This monitoring narrative increasingly incentivised gaming within district health boards (managerially rather than clinically driven) in order to appear to meet the target.

This was compounded by the impact on public hospitals trapped in the vice of (a) acute demand rising at a greater rate than population growth and (b) increasing and entrenched workforce shortages. 

These hospital-based targets could not be met because the workforce's capacity to achieve them was increasingly compromised by this tightening vice.

When the Labour-led coalition government took office in 2017, it was accused of abandoning targets. Not so. Health minister David Clark continued with them but ceased the misleading productivity narrative. 

This was the right response, but the messaging was poor, thereby reinforcing the accusation.

From targets to indicators

The new government did, however, start work on developing ‘health indicators’ as an alternative to the targets. In principle, this was a positive move. 

There are now 12 health indicators that are designed to be neither carrot nor stick (some are still in development). They are:

  1. Percentage of children who have all their age-appropriate schedule vaccinations by two years.
  2. Ambulatory (outpatient) sensitive hospitalisations for children under five (rate of hospital admissions for children for an illness that might have been prevented or better managed in the community).
  3. Percentage of under-25-year-olds able to access specialist mental health services within three weeks of referral.
  4. Access to primary mental health and addiction services.
  5. Ambulatory (outpatient) sensitive hospitalisations for adults aged 45 to 64 (rate of hospital admissions for an illness that might have been prevented or better managed in the community).
  6. Participation in the National Bowel Screening Programme.
  7. Acute hospital bed-day rate (number of days spent in hospital for unplanned care, including emergencies).
  8. Access to planned care (people who had surgery or care that was planned in advance, as a percentage of the agreed number of events in the delivery plan).
  9. Percentage of people who say they can get primary care from a general practitioner or nurse when they need it.
  10. Percentage of people who say they felt involved in their own care and treatment with their GP or nurse.
  11. Annual surplus or deficit at financial year end (net surplus or deficit as a percentage of total revenue).
  12. The variance between planned budget and year-end actuals (budget versus actuals variance as a percentage of budget).

The first 10 of these indicators are a big improvement on the former targets. Their scope is wider, including going beyond what can be counted. 

However, there are glaring omissions – addressing workforce shortages and enhancing health professional engagement – where most expertise for systems improvement resides. 

Further, accessing cancer treatment is inexplicably omitted.

Unfortunately, the robustness of the indicators is undermined by the final two. These are about the quality and management of funding. 

They are as much about government accountability as anything else. Furthermore, nationally aggregated data under the centralised health restructuring makes them meaningless as an indicator.

National’s health targets

National’s election manifesto declared there would be five major health targets:

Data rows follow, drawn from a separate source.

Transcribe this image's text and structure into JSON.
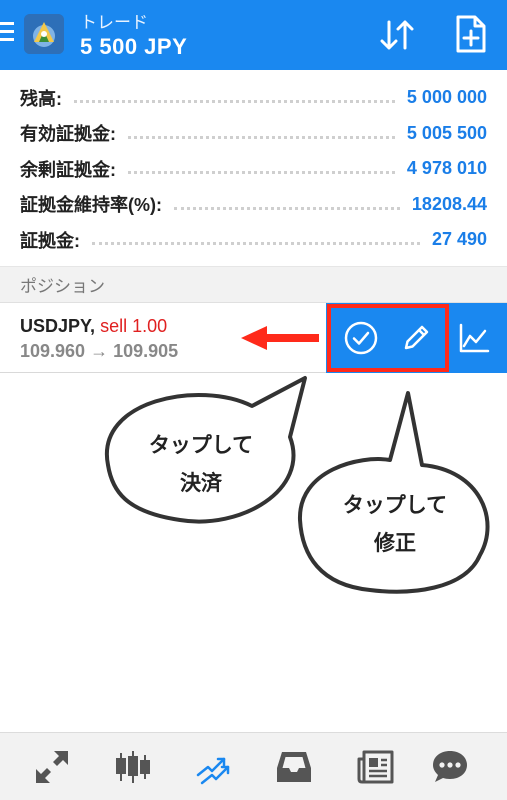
{
  "header": {
    "title": "トレード",
    "balance": "5 500 JPY",
    "icons": [
      "menu-icon",
      "app-logo",
      "sort-icon",
      "new-order-icon"
    ]
  },
  "account": {
    "rows": [
      {
        "label": "残高:",
        "value": "5 000 000"
      },
      {
        "label": "有効証拠金:",
        "value": "5 005 500"
      },
      {
        "label": "余剰証拠金:",
        "value": "4 978 010"
      },
      {
        "label": "証拠金維持率(%):",
        "value": "18208.44"
      },
      {
        "label": "証拠金:",
        "value": "27 490"
      }
    ]
  },
  "section": {
    "title": "ポジション"
  },
  "position": {
    "symbol": "USDJPY,",
    "side": "sell 1.00",
    "prices": "109.960 → 109.905"
  },
  "actions": [
    "close-position-button",
    "modify-position-button",
    "chart-button"
  ],
  "annotations": {
    "close": {
      "line1": "タップして",
      "line2": "決済"
    },
    "modify": {
      "line1": "タップして",
      "line2": "修正"
    }
  },
  "nav": {
    "items": [
      "quotes-icon",
      "chart-icon",
      "trade-icon",
      "history-icon",
      "news-icon",
      "chat-icon"
    ],
    "active": "trade-icon"
  },
  "colors": {
    "accent": "#1a88f0",
    "value": "#1a7ee8",
    "sell": "#e02020",
    "highlight": "#ff2a1a",
    "nav_icon": "#555555"
  }
}
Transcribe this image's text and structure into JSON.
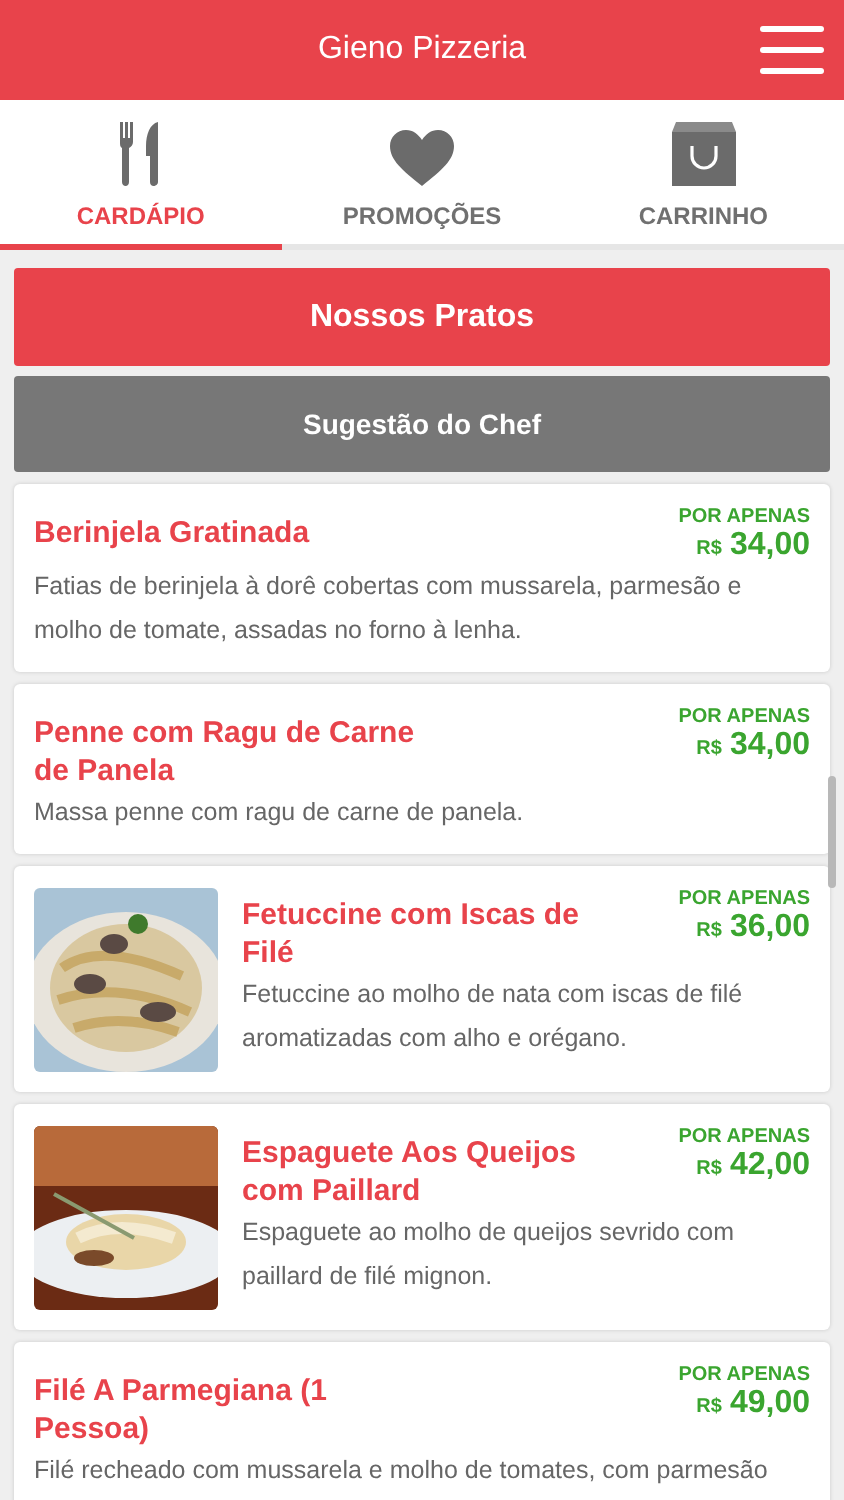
{
  "header": {
    "title": "Gieno Pizzeria"
  },
  "tabs": [
    {
      "label": "CARDÁPIO",
      "selected": true
    },
    {
      "label": "PROMOÇÕES",
      "selected": false
    },
    {
      "label": "CARRINHO",
      "selected": false
    }
  ],
  "sections": [
    {
      "label": "Nossos Pratos",
      "selected": true
    },
    {
      "label": "Sugestão do Chef",
      "selected": false
    }
  ],
  "dishes": [
    {
      "kind": "plain",
      "name": "Berinjela Gratinada",
      "price_label": "POR APENAS",
      "currency": "R$",
      "price": "34,00",
      "description": "Fatias de berinjela à dorê cobertas com mussarela, parmesão e molho de tomate, assadas no forno à lenha."
    },
    {
      "kind": "plain",
      "name": "Penne com Ragu de Carne de Panela",
      "price_label": "POR APENAS",
      "currency": "R$",
      "price": "34,00",
      "description": "Massa penne com ragu de carne de panela."
    },
    {
      "name": "Fetuccine com Iscas de Filé",
      "price_label": "POR APENAS",
      "currency": "R$",
      "price": "36,00",
      "description": "Fetuccine ao molho de nata com iscas de filé aromatizadas com alho e orégano."
    },
    {
      "name": "Espaguete Aos Queijos com Paillard",
      "price_label": "POR APENAS",
      "currency": "R$",
      "price": "42,00",
      "description": "Espaguete ao molho de queijos sevrido com paillard de filé mignon."
    },
    {
      "kind": "plain",
      "name": "Filé A Parmegiana (1 Pessoa)",
      "price_label": "POR APENAS",
      "currency": "R$",
      "price": "49,00",
      "description": "Filé recheado com mussarela e molho de tomates, com parmesão"
    }
  ]
}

  1. Shorter stays in the emergency department (the six-hour target).
  2. Faster cancer treatment – 85% of patients to receive cancer management within 31 days of the decision to treat.
  3. Improved immunisation – 95% of two-year-olds receiving their full age-appropriate immunisations.
  4. Shorter wait times for first specialist assessment – a meaningful reduction in the number of people waiting more than four months to see a specialist.
  5. Shorter wait times for surgery – a meaningful reduction in the number of people waiting more than four months for surgery.

The laudability of these objectives is not in doubt. But, learning from the experience of National’s previous targets, their utility rests and falls on the workforce capacity and the monitoring narrative. 

As new health minister Shane Reti contemplates this, he would do well to consider blending them in with the first 10 existing health indicators.

He might also wish to consider changing the name ‘targets’ to ‘indicators’ because, in reality, that is actually what they are.